OIL PAINT DEMYSTIFIED
Devoting himself exclusively to the colours of oil paint, the historical basis of the Lefranc-Bourgeois range, Olivier Masmonteil inspired the new campaign on Lefranc-Bourgeois extra fine oils and painting mediums.
History of Lefranc Bourgeois oil paint
For more than three centuries, Lefranc Bourgeois has been committed to working with artists with authenticity, passion and high standards, and innovating to make their creativity shine. Lefranc Bourgeois oil paint was born from the meeting between the painter Jean Siméon Chardin, one of the greatest painters of Europe in the 18th century, and his neighbour Charles Laclef, ancestor of Lefranc Bourgeois and a grocer, who, by virtue of his guild, held the right to sell the raw pigments. The friendship between the two men gave birth to the production of colours as we know it today.
The artist Olivier Masmonteil
Olivier Masmonteil is a French painter, graduate of the École des Beaux-Arts in Bordeaux. He devotes himself to oil painting with passion, requirement, enthusiasm and restraint. Painting is unique in that it imposes itself on the artist as a necessity. It requires discipline, reflection and care in exchange for which it gives space and time. In short, it is a treasure.
The Revelations, short films immersed in the master's studio, illustrate five artistic paths inspired by the great painters, in which Olivier reveals his knowledge of art history and invites everyone to reveal their creative potential.
A historical medium
Oil paint can be worked with a brush or a knife to create effects in the material. It is possible to accentuate these textures by using mediums. Depending on the degree of creativity sought, the type of medium used will allow for viscosity, dryness, transparency, smoothness, shine.... It can favour the inclusion of fillers or, on the contrary, favour thin layers, glazes. In 1954, for example, Lefranc Bourgeois invented the definitive formula for Flemish Medium, inspired by Flemish painters who were looking for a very lacquered, dense and textured finish.
The three rules of oil painting
By working on skies with Olivier Masmonteil, you will learn all of the rules of oil painting and the constraints of the medium. During the Renaissance, the practice of painting skies was an important exercise used to teach apprentices in painters’ workshops.
Rule #1 - Fat over lean

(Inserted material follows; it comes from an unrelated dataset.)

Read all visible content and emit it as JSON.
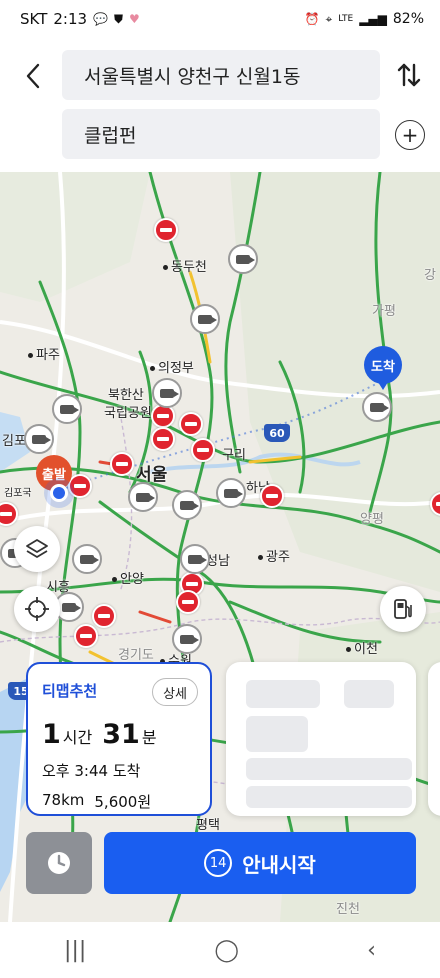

Each layer of paint must be fatter than the one below it. This means that as you work on a painting, each layer should gradually be applied with a greater concentration of oil. This is the only way to guarantee the siccativation of the first layers. Adding oil makes the paint fatter, while adding mineral solvents makes it thinner.
Rule #2 - Light on dark

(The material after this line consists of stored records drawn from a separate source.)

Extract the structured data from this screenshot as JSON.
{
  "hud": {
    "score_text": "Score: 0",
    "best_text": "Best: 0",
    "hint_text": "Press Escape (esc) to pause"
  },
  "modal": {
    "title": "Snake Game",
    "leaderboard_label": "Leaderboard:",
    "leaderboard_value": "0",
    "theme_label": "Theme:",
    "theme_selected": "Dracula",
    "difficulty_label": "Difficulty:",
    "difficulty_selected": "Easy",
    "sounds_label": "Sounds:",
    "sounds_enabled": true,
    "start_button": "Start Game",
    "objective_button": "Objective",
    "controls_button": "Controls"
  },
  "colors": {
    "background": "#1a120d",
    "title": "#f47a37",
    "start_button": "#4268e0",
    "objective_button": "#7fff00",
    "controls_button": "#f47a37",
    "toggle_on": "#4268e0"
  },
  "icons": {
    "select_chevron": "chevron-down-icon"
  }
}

It is best to work with oils from dark to light. It is common to paint the darker parts of your subject first, then to lighten and add brightness at the end.
Rule #3 - Opaque on transparent
Always take into account drying times. We recommend that you start your painting with fairly thin, transparent layers and gradually add more opaque and thick layers.